On 14th December 2013, Bishop Gregor celebrated the final Eucharist at the closure and de-consecration of Holy Cross, Knightswood, thus bringing to an end 87 years of Episcopalian presence on the site, writes Graham Hely.
The congregation of Holy Cross, Knightswood was founded in 1926 under the Bishop of Glasgow’s Church Extension Scheme, during the development of the area for residential housing after the First World War. At that time Glasgow had some of the worst housing in Britain, notably in the Gorbals and Cowcaddens areas. Glasgow Corporation’s response to the situation was to create new housing schemes, and in June 1923 the Corporation approved a plan to erect a first phase of 1,100 houses in the eastern area of Knightswood, then open countryside.
The Diocese recognised the need to extend its work into this new area, and land was bought for future church building. In the beginning worship was held in a wooden army hut which had been used in Gretna during the 1914-1918 war. Few houses had been built by this time, with no made roads or paths. The hut stood in an isolated position making attendance on dark winter evenings a hazardous undertaking.
The first entry in the Service Register is the dedication of the hut on April 22nd 1926 by the Right Reverend Edward Reid, Bishop of the Diocese. The preacher was the Reverend P. H. Wilson, Priest in Charge of All Saints, St Andrews, whose congregation gave generous financial support to Holy Cross.
On several occasions the Bishop celebrated at the 9am service using the Scottish Office, when there were between five and ten communicants. Records show six communicants for the first Christmas in 1926, and at Easter the following year there were ten at both the early and late services. By 1932 these numbers had grown to 207 at the Christmas Services and the Easter Celebrations showed a similar increase.
The congregation were enthusiastic fund-raisers and the new Church and hall could accommodate these increased numbers. By the outbreak of war in 1939 the church was fully established with a robed choir, 80 in the Sunday School, Mothers Union meetings, Scouts, Guides and a full range of activities and events. In 1941 a land mine fell close to the church causing some structural damage and broken windows – fortunately it failed to explode – if it had the results would have been catastrophic.
Expansion continued in the immediate post-war years with the resumption of the pre-war activities. By the late fifties Tommy Pickering’s 221 Boys Brigade was attracting 100 boys every Friday night from the Knightswood/Drumchapel area. The congregation thrived and the number of communicants rarely fell below 100 at the main Sunday services.
However, within thirty years despite the strenuous efforts of clergy and laity, and the church “planting” in Drumchapel, numbers, events and activities began to decline, due mainly to movements in the local population coupled to the general fall in church attendances witnessed by all denominations.
In the final decade of the century Holy Cross was linked with All Saints, Jordanhill, and it was hoped that this linkage would help to revive the fortunes of Holy Cross.
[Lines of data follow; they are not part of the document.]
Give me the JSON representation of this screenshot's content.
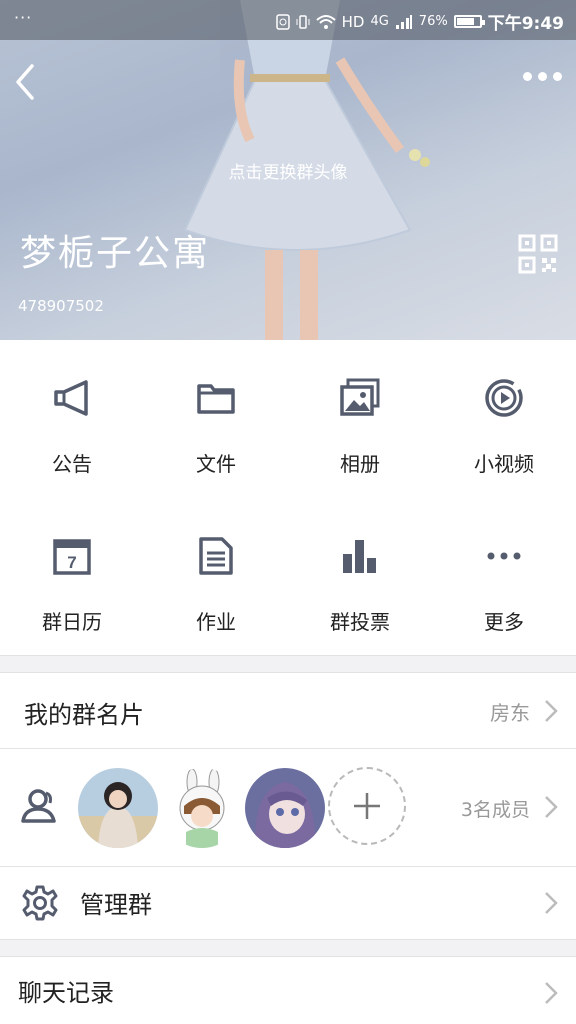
{
  "status": {
    "dots": "···",
    "hd": "HD",
    "net": "4G",
    "battery": "76%",
    "time": "下午9:49"
  },
  "header": {
    "change_avatar": "点击更换群头像",
    "group_name": "梦栀子公寓",
    "group_id": "478907502"
  },
  "features": [
    {
      "label": "公告",
      "icon": "megaphone-icon"
    },
    {
      "label": "文件",
      "icon": "folder-icon"
    },
    {
      "label": "相册",
      "icon": "album-icon"
    },
    {
      "label": "小视频",
      "icon": "video-icon"
    },
    {
      "label": "群日历",
      "icon": "calendar-icon"
    },
    {
      "label": "作业",
      "icon": "document-icon"
    },
    {
      "label": "群投票",
      "icon": "bar-chart-icon"
    },
    {
      "label": "更多",
      "icon": "more-icon"
    }
  ],
  "calendar_day": "7",
  "my_card": {
    "title": "我的群名片",
    "value": "房东"
  },
  "members": {
    "count": "3名成员"
  },
  "manage": {
    "title": "管理群"
  },
  "chat_history": {
    "title": "聊天记录"
  },
  "colors": {
    "icon": "#555c6e",
    "chevron": "#bbbbbb",
    "separator": "#f2f2f4"
  }
}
Unfortunately this did not prove to be the case; the general downward spiral continued until only a small congregation was left.
There were several consultations and discussions concerning the future of the congregation and the site and a number of options were considered for the re-development. Unfortunately none of the proposed plans came to fruition leaving the Diocesan authorities with no option but the closure of the Church and the possibility of the sale of the land.
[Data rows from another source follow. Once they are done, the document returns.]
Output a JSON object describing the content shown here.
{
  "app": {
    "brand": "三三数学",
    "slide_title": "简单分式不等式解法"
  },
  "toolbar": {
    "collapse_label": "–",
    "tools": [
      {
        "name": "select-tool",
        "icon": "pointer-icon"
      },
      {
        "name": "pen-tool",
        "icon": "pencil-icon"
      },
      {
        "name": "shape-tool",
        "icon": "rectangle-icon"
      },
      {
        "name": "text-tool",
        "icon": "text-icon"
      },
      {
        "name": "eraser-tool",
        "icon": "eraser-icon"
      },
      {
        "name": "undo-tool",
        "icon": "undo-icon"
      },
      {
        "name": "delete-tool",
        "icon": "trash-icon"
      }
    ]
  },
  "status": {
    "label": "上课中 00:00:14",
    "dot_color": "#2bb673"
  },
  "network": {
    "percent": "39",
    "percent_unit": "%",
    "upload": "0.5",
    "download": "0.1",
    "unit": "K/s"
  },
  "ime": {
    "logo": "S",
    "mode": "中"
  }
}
In his sermon, Bishop Gregor commented on the fact that although this was a very sad day for all concerned it was also a day of Thanksgiving for the years of witness and dedicated service by so many people over the years – in Baptism, Confirmation, Marriage and finally in the Garden of Remembrance. He called members of the congregation to the altar rail where he blessed and anointed them for the next stage of their pilgrimage as a worshipping congregation in their new homes.
In conclusion, many of those present paid a special tribute to the Revd Allan Gray Boyd, (NSM), Alan Macquarrie (Organist) and members of the Vestry for their dedicated service leading up to this final day.